WASHINGTON, D.C., 19 December 2003 –
The International Finance Corporation, the private sector arm of the World
Bank Group, approved plans on Thursday for an investment to establish an
Iraq Small Business Finance Facility of up to $200 million.
The facility will seek to work with existing banks and new financial institutions
that may be established in Iraq. It will consist of a technical assistance
component of up to $30 million for capacity building and a micro and small
business finance component of up to $170 million to provide financing through
partner financial institutions.
“Conditions in Iraq are evolving quickly and IFC wants to be in a position
to begin financing activities as soon as the environment permits”, said
Peter Woicke, IFC’s executive vice president.
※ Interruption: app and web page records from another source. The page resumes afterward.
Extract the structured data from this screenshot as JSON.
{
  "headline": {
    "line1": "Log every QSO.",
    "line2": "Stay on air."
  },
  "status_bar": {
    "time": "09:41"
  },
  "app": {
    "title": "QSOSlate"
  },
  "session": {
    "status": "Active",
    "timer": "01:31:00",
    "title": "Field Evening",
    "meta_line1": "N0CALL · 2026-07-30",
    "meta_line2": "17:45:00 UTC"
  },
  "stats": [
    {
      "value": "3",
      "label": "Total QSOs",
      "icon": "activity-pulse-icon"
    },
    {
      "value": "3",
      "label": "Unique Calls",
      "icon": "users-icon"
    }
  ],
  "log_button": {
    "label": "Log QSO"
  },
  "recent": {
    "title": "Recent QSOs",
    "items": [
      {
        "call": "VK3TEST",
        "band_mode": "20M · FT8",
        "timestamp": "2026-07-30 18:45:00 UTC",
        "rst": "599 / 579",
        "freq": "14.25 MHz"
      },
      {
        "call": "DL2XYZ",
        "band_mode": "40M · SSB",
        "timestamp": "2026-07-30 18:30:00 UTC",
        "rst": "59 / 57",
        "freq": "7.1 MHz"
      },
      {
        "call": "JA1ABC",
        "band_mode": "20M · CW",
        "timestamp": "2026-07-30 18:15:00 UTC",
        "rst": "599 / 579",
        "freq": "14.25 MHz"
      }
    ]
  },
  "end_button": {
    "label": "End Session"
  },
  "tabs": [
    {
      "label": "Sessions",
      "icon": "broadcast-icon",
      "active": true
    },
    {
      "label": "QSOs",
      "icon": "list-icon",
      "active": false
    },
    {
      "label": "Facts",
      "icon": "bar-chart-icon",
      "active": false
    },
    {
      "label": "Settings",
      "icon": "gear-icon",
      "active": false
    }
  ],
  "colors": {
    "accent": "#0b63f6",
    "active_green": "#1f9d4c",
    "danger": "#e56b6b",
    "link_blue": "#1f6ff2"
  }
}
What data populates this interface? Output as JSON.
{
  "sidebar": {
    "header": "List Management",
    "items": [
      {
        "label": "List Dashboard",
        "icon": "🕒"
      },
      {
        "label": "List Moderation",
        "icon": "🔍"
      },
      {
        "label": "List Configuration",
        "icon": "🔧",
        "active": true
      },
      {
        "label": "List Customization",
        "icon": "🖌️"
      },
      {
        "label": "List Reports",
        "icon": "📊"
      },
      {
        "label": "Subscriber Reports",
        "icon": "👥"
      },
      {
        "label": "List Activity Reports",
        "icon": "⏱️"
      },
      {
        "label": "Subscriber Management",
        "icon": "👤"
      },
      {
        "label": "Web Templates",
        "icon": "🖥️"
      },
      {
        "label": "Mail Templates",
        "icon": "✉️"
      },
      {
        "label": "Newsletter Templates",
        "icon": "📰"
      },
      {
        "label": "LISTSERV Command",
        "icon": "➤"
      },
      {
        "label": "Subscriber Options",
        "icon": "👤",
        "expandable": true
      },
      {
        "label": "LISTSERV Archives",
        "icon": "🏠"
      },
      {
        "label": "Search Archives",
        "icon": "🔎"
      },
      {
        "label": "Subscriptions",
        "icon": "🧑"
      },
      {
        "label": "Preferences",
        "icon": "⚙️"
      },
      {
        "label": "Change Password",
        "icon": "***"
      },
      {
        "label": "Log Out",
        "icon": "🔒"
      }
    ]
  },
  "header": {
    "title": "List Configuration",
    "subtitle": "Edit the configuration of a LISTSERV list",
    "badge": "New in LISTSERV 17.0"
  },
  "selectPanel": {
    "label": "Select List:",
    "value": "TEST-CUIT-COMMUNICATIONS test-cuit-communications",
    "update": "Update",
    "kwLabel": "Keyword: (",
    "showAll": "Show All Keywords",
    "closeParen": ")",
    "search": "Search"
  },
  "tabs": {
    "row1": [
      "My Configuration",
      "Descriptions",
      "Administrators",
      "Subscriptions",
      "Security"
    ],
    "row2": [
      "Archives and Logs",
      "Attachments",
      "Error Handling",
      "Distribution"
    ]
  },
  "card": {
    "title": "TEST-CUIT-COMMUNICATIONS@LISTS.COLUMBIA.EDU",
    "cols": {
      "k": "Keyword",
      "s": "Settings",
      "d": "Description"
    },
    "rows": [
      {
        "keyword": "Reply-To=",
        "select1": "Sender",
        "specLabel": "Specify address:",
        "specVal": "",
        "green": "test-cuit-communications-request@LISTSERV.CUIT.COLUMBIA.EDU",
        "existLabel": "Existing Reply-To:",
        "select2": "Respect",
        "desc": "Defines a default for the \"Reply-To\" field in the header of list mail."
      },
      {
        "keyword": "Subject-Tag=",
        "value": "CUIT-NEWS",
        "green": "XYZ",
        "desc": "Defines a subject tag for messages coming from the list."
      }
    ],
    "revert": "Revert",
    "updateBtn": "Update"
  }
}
“We are hopeful that this project will support the overall reconstruction
efforts underway in the country.”
The technical assistance component of the facility will help participating
financial institutions develop capacity for micro and small business financing
by providing training, systems and, in some cases, helping to create units
with specialized expertise. IFC expects to work with other donors,
bilateral agencies, and commercial investors for both funding and technical
Other institutions in the World Bank Group, namely, the International Bank
for Reconstruction and Development (IBRD) and the International Development
Association (IDA) have assisted in the preparation of a Needs Assessment
for Iraq’s reconstruction, which formed a basis for the new IFC facility.
IBRD and IDA continue to carry out required preparatory work and plan to
begin operations in Iraq contingent upon improved security and a number
of factors – such as debt sustainability, settlement of arrears, and governance
-- that do not apply to IFC in light of its private sector focus.
“An urgent priority in Iraq is job creation, putting businesses back on
their feet and creating opportunities in the private sector”, Woicke said.
“This will be achieved by supporting micro and small businesses. These
enterprises are an important part of Iraq’s economy and have an important
role to play in its economic revival.”
The mission of IFC (www.ifc.org)
is to promote sustainable private sector investment in developing countries,
helping to reduce poverty and improve people's lives. IFC finances private
sector investments in the developing world, mobilizes capital in the international
financial markets, helps clients improve social and environmental sustainability,
and provides technical assistance and advice to governments and businesses.
From its founding in 1956 through FY03, IFC has committed more than $37
billion of its own funds and arranged $22 billion in syndications for 2,990
companies in 140 developing countries. IFC's worldwide committed portfolio
as of FY03 was $16.8 billion for its own account and $6.6 billion held
for participants in loan syndications.